Shoprite Checkers employees who tested positive and spent two weeks in quarantine are turned away from work

8 May 220 by Vincent Cruywagen

Cape Town merchandisers say they have been barred by a branch manager from returning to work before they have been retested for the virus.

In April, about 20 employees of Checkers at the Bayside Mall in Tableview tested positive for the coronavirus. The store was temporarily closed, but was later forced to shut down operations for a longer period after two employees died.

Merchandisers who spoke to Maverick Citizen said they had been prohibited from returning to work on Monday 4 May 2020 when a manager at the store demanded they all be retested. The workers were also ordered to provide documentation about their coronavirus status.

Many of the workers in the store come from the struggling and impoverished communities of Dunoon and Atlantis and cannot afford to pay around R1,400 for a private test. They said they were afraid of losing their jobs because of this.DISPLAY ADVERTS

Maverick Citizen spoke to two of the workers who have asked that their identities are not disclosed. Their names are known to Maverick Citizen.

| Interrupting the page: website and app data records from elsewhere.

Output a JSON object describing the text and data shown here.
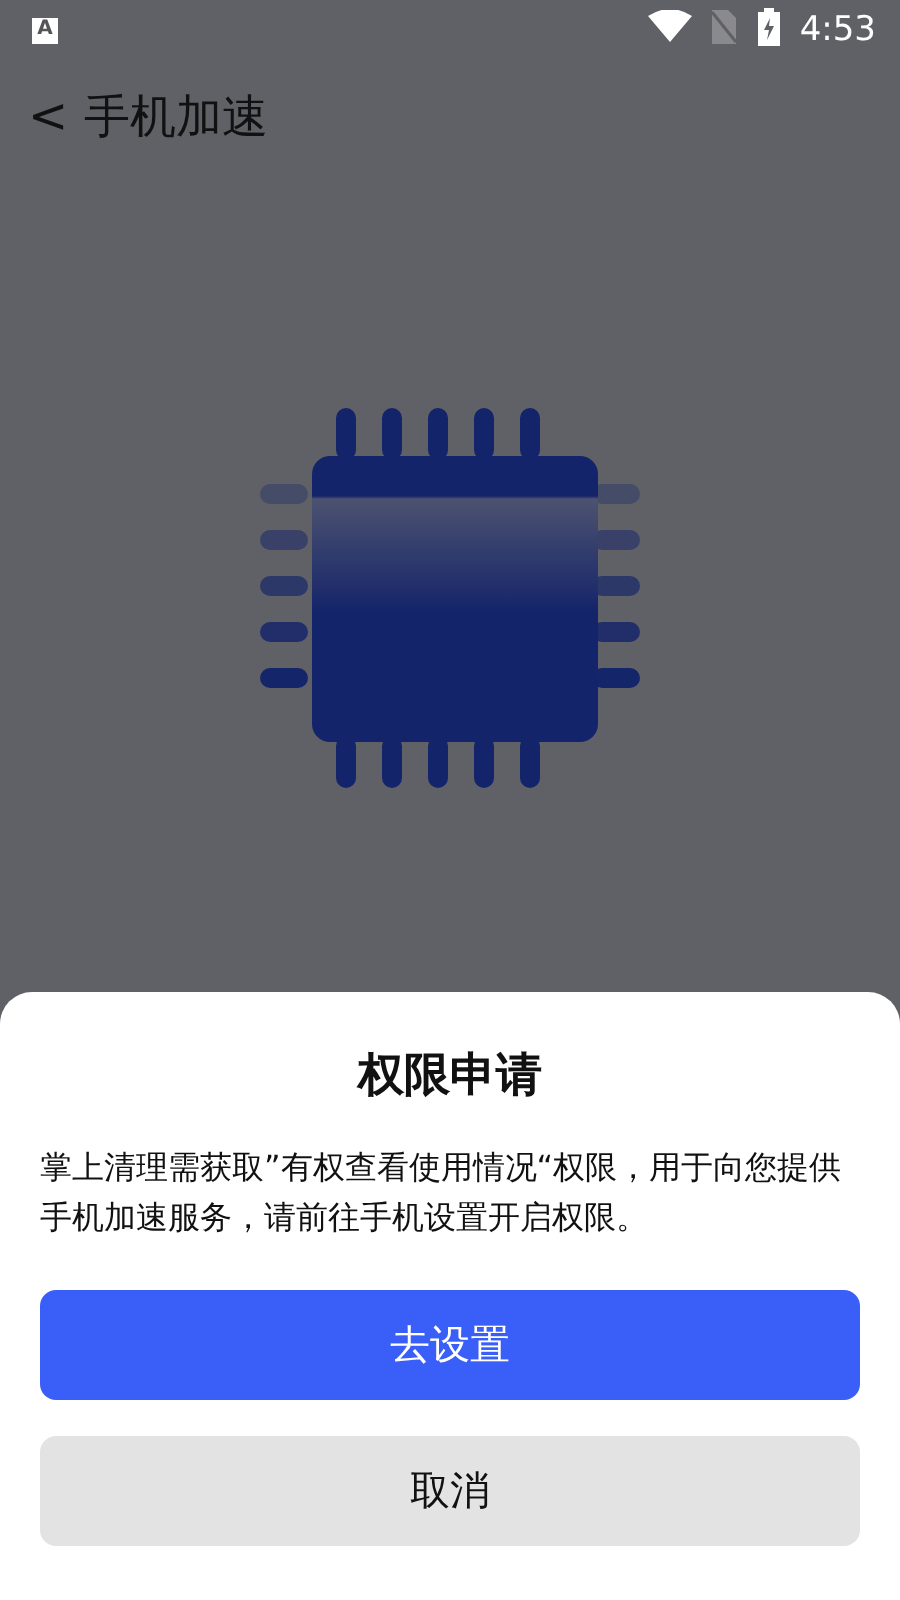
{
  "status_bar": {
    "app_badge": "A",
    "time": "4:53",
    "wifi_on": true,
    "sim_present": false,
    "charging": true
  },
  "header": {
    "back": "<",
    "title": "手机加速"
  },
  "dialog": {
    "title": "权限申请",
    "message": "掌上清理需获取”有权查看使用情况“权限，用于向您提供手机加速服务，请前往手机设置开启权限。",
    "buttons": [
      {
        "label": "去设置",
        "kind": "primary"
      },
      {
        "label": "取消",
        "kind": "secondary"
      }
    ]
  }
}
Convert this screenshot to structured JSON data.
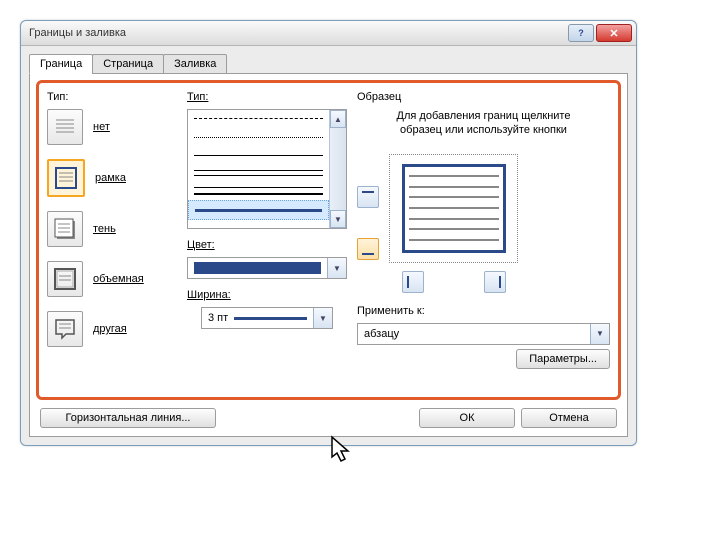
{
  "dialog": {
    "title": "Границы и заливка"
  },
  "tabs": {
    "border": "Граница",
    "page": "Страница",
    "fill": "Заливка"
  },
  "type": {
    "label": "Тип:",
    "items": [
      {
        "label": "нет"
      },
      {
        "label": "рамка"
      },
      {
        "label": "тень"
      },
      {
        "label": "объемная"
      },
      {
        "label": "другая"
      }
    ]
  },
  "style": {
    "label": "Тип:",
    "color_label": "Цвет:",
    "width_label": "Ширина:",
    "width_value": "3 пт"
  },
  "preview": {
    "label": "Образец",
    "hint": "Для добавления границ щелкните образец или используйте кнопки",
    "apply_label": "Применить к:",
    "apply_value": "абзацу",
    "options_btn": "Параметры..."
  },
  "footer": {
    "hline": "Горизонтальная линия...",
    "ok": "ОК",
    "cancel": "Отмена"
  }
}
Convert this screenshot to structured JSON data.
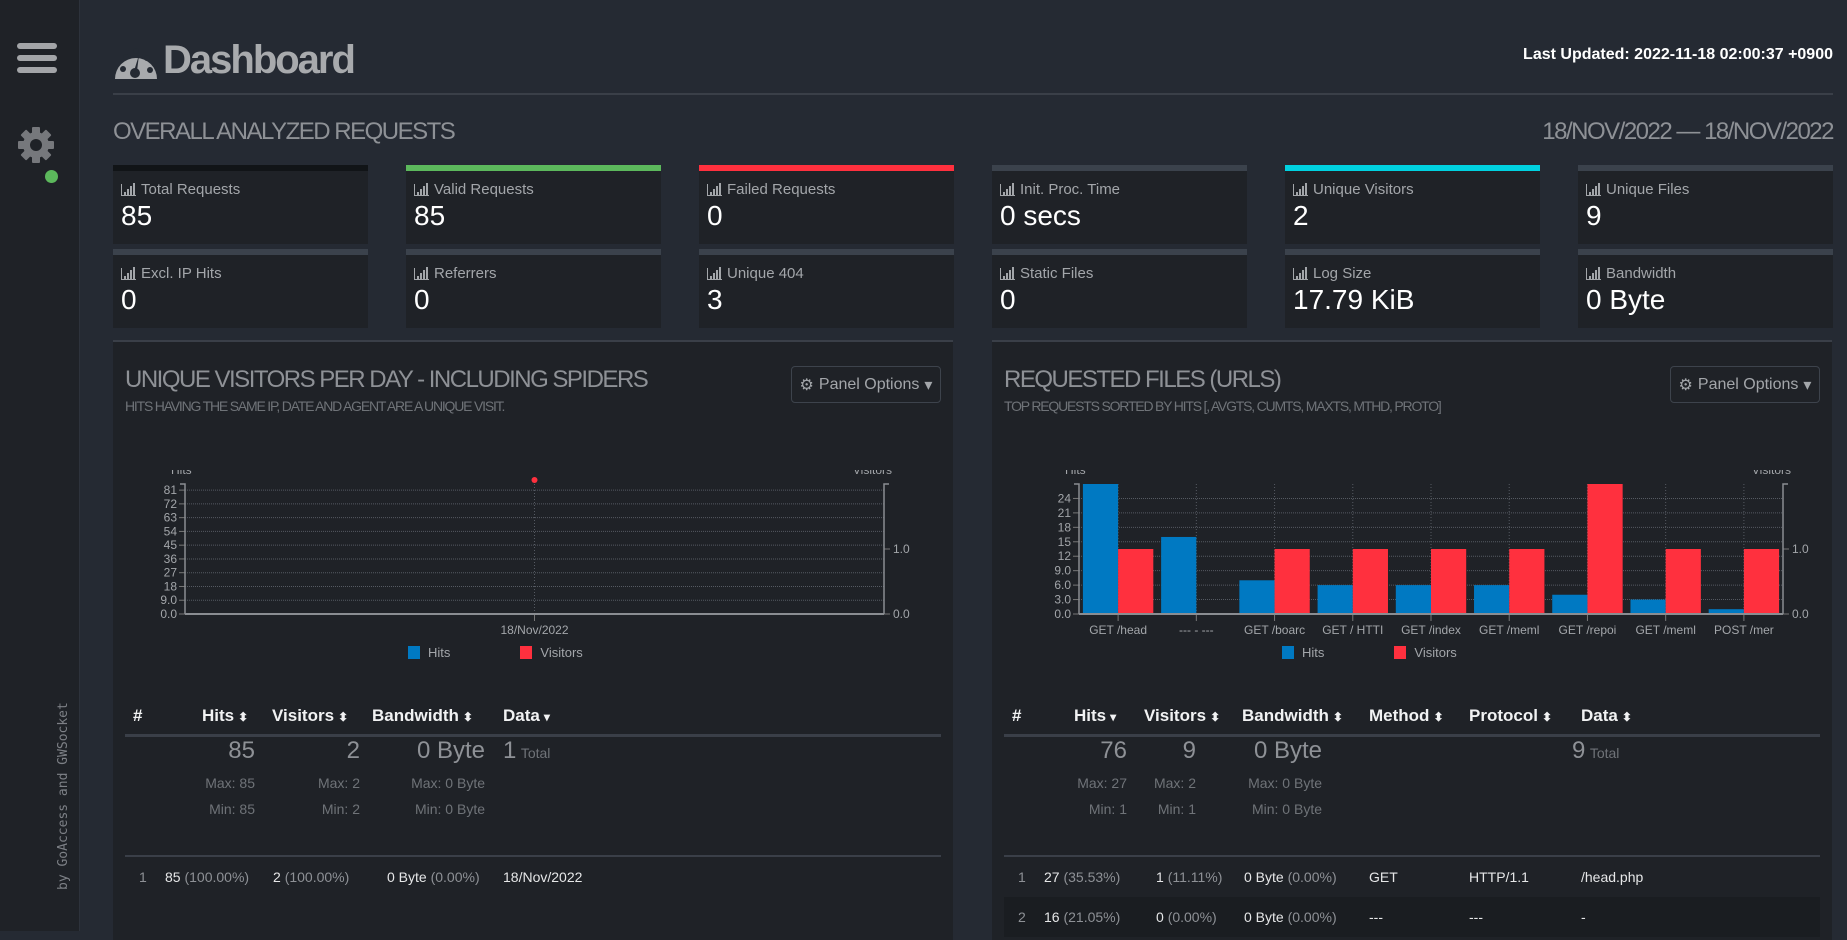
{
  "sidebar": {
    "menu_icon": "hamburger-icon",
    "settings_icon": "gear-icon",
    "status_color": "#5cb85c",
    "byline": "by GoAccess and GWSocket"
  },
  "header": {
    "title": "Dashboard",
    "logo_icon": "dashboard-gauge-icon",
    "last_updated": "Last Updated: 2022-11-18 02:00:37 +0900"
  },
  "overall": {
    "heading": "OVERALL ANALYZED REQUESTS",
    "date_range": "18/NOV/2022 — 18/NOV/2022",
    "cards": [
      {
        "label": "Total Requests",
        "value": "85",
        "accent": "#111417"
      },
      {
        "label": "Valid Requests",
        "value": "85",
        "accent": "#5cb85c"
      },
      {
        "label": "Failed Requests",
        "value": "0",
        "accent": "#ff303e"
      },
      {
        "label": "Init. Proc. Time",
        "value": "0 secs",
        "accent": "#3b424c"
      },
      {
        "label": "Unique Visitors",
        "value": "2",
        "accent": "#00d1e0"
      },
      {
        "label": "Unique Files",
        "value": "9",
        "accent": "#3b424c"
      },
      {
        "label": "Excl. IP Hits",
        "value": "0",
        "accent": "#3b424c"
      },
      {
        "label": "Referrers",
        "value": "0",
        "accent": "#3b424c"
      },
      {
        "label": "Unique 404",
        "value": "3",
        "accent": "#3b424c"
      },
      {
        "label": "Static Files",
        "value": "0",
        "accent": "#3b424c"
      },
      {
        "label": "Log Size",
        "value": "17.79 KiB",
        "accent": "#3b424c"
      },
      {
        "label": "Bandwidth",
        "value": "0 Byte",
        "accent": "#3b424c"
      }
    ]
  },
  "colors": {
    "hits": "#0079c2",
    "visitors": "#ff303e"
  },
  "panels": {
    "visitors": {
      "title": "UNIQUE VISITORS PER DAY - INCLUDING SPIDERS",
      "subtitle": "HITS HAVING THE SAME IP, DATE AND AGENT ARE A UNIQUE VISIT.",
      "options_label": "Panel Options",
      "legend_hits": "Hits",
      "legend_visitors": "Visitors",
      "columns": [
        "#",
        "Hits",
        "Visitors",
        "Bandwidth",
        "Data"
      ],
      "sort_icons": [
        "",
        "sort-both",
        "sort-both",
        "sort-both",
        "sort-down"
      ],
      "summary": {
        "hits": "85",
        "hits_max": "Max: 85",
        "hits_min": "Min: 85",
        "visitors": "2",
        "visitors_max": "Max: 2",
        "visitors_min": "Min: 2",
        "bandwidth": "0 Byte",
        "bandwidth_max": "Max: 0 Byte",
        "bandwidth_min": "Min: 0 Byte",
        "data_total": "1",
        "data_total_label": "Total"
      },
      "rows": [
        {
          "n": "1",
          "hits": "85",
          "hits_pct": "(100.00%)",
          "visitors": "2",
          "visitors_pct": "(100.00%)",
          "bw": "0 Byte",
          "bw_pct": "(0.00%)",
          "data": "18/Nov/2022"
        }
      ]
    },
    "requests": {
      "title": "REQUESTED FILES (URLS)",
      "subtitle": "TOP REQUESTS SORTED BY HITS [, AVGTS, CUMTS, MAXTS, MTHD, PROTO]",
      "options_label": "Panel Options",
      "legend_hits": "Hits",
      "legend_visitors": "Visitors",
      "columns": [
        "#",
        "Hits",
        "Visitors",
        "Bandwidth",
        "Method",
        "Protocol",
        "Data"
      ],
      "sort_icons": [
        "",
        "sort-down",
        "sort-both",
        "sort-both",
        "sort-both",
        "sort-both",
        "sort-both"
      ],
      "summary": {
        "hits": "76",
        "hits_max": "Max: 27",
        "hits_min": "Min: 1",
        "visitors": "9",
        "visitors_max": "Max: 2",
        "visitors_min": "Min: 1",
        "bandwidth": "0 Byte",
        "bandwidth_max": "Max: 0 Byte",
        "bandwidth_min": "Min: 0 Byte",
        "data_total": "9",
        "data_total_label": "Total"
      },
      "rows": [
        {
          "n": "1",
          "hits": "27",
          "hits_pct": "(35.53%)",
          "visitors": "1",
          "visitors_pct": "(11.11%)",
          "bw": "0 Byte",
          "bw_pct": "(0.00%)",
          "method": "GET",
          "protocol": "HTTP/1.1",
          "data": "/head.php"
        },
        {
          "n": "2",
          "hits": "16",
          "hits_pct": "(21.05%)",
          "visitors": "0",
          "visitors_pct": "(0.00%)",
          "bw": "0 Byte",
          "bw_pct": "(0.00%)",
          "method": "---",
          "protocol": "---",
          "data": "-"
        }
      ]
    }
  },
  "chart_data": [
    {
      "type": "line",
      "title": "Unique Visitors Per Day - Including Spiders",
      "categories": [
        "18/Nov/2022"
      ],
      "series": [
        {
          "name": "Hits",
          "axis": "left",
          "values": [
            85
          ]
        },
        {
          "name": "Visitors",
          "axis": "right",
          "values": [
            2
          ]
        }
      ],
      "ylabel": "Hits",
      "y2label": "Visitors",
      "yticks": [
        "0.0",
        "9.0",
        "18",
        "27",
        "36",
        "45",
        "54",
        "63",
        "72",
        "81"
      ],
      "y2ticks": [
        "0.0",
        "1.0"
      ],
      "ylim": [
        0,
        85
      ],
      "y2lim": [
        0,
        2
      ],
      "grid": true,
      "legend": "bottom"
    },
    {
      "type": "bar",
      "title": "Requested Files (URLs)",
      "categories": [
        "GET /head",
        "--- - ---",
        "GET /boarc",
        "GET / HTTI",
        "GET /index",
        "GET /meml",
        "GET /repoi",
        "GET /meml",
        "POST /mer"
      ],
      "series": [
        {
          "name": "Hits",
          "axis": "left",
          "values": [
            27,
            16,
            7,
            6,
            6,
            6,
            4,
            3,
            1
          ]
        },
        {
          "name": "Visitors",
          "axis": "right",
          "values": [
            1,
            0,
            1,
            1,
            1,
            1,
            2,
            1,
            1
          ]
        }
      ],
      "ylabel": "Hits",
      "y2label": "Visitors",
      "yticks": [
        "0.0",
        "3.0",
        "6.0",
        "9.0",
        "12",
        "15",
        "18",
        "21",
        "24"
      ],
      "y2ticks": [
        "0.0",
        "1.0"
      ],
      "ylim": [
        0,
        27
      ],
      "y2lim": [
        0,
        2
      ],
      "grid": true,
      "legend": "bottom"
    }
  ]
}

Nolene, 36, returned to work on 4 May after 14-days of self-quarantine. When she arrived at Bayside Checkers, she said, a branch manager prevented her from entering the premises.

“He wants a letter to state we are negative which is impossible because according to government rules you are tested once. We were treated like dogs when we arrived at work. He told us to stand one side and we must until when they get answers,” said Nolene.

She said while the manager had told workers to retest, some had already established from nurses at a local hospital that they could not be retested.

“I was at the Wesfleur Day Hospital, Atlantis, on Wednesday and was told they don’t do retesting. I got a letter stating that I was quarantined, only needed to wear a mask and gloves and that I’m fit for work,” Nolene said.

The 10 merchandisers are all in murky water with a no-work-no-pay rule threatening their livelihoods. 

Nolene claimed that the workers had become infected at Checkers Bayside where the manager had failed to tell staff that a staff member had the virus.DISPLAY ADVERTS

“We were only told on 14 April that somebody tested positive. I was tested on 16 April and on 19 April I got my result showing I’m positive. I was placed two weeks in quarantine at the Lagoon Hotel and came back 30 April.”

She said if management required retesting of staff, it should be at the expense of Checkers.

A merchandiser from Atlantis, Daniel, said he felt betrayed.

“On Monday I was told at Bayside Checkers that I think nothing of their families because I came to work while I was tested positive. I was also told the fact I spent 14 days in isolation doesn’t mean that I’m negative,” he said.

Daniel said that the workers had all explained to the manager that they could not be retested.

“If we can’t be retested then we are going to get unpaid leave. I’m the breadwinner and won’t be able at the end of this month to put food on the table for my family,” Daniel said.

Angus, one of three women from Dunoon who tested positive, said:DISPLAY ADVERTS

“I stayed home for my quarantine and after finishing my quarantine I went to work on Monday. The store manager told us if we were tested positive we must go back to the doctor to be retested.”

Angus said she had been told by a doctor that she could not be retested without “symptoms”.

“A lady from the Department Health phoned and told me if I have medical aid I can go for retesting or else go to a private doctor. We don’t have that kind of money to go for retesting.”

Shoprite Media did not respond to allegations that the store manager had refused the merchandisers access to the shop.

A spokesperson told Maverick Citizen that the Shoprite Group was committed to implementing government guidelines on the pandemic.

“The Department of Employment and Labour has with the regulations published on April 29 (Covid-19 Occupational Health and Safety Measures in Workplaces Covid-19 (C19 OHS), 2020) outlined that an employer may only allow a worker to return to work if the worker has undergone a medical evaluation confirming that the worker has been tested negative.” 

Source: Maverick Citizen at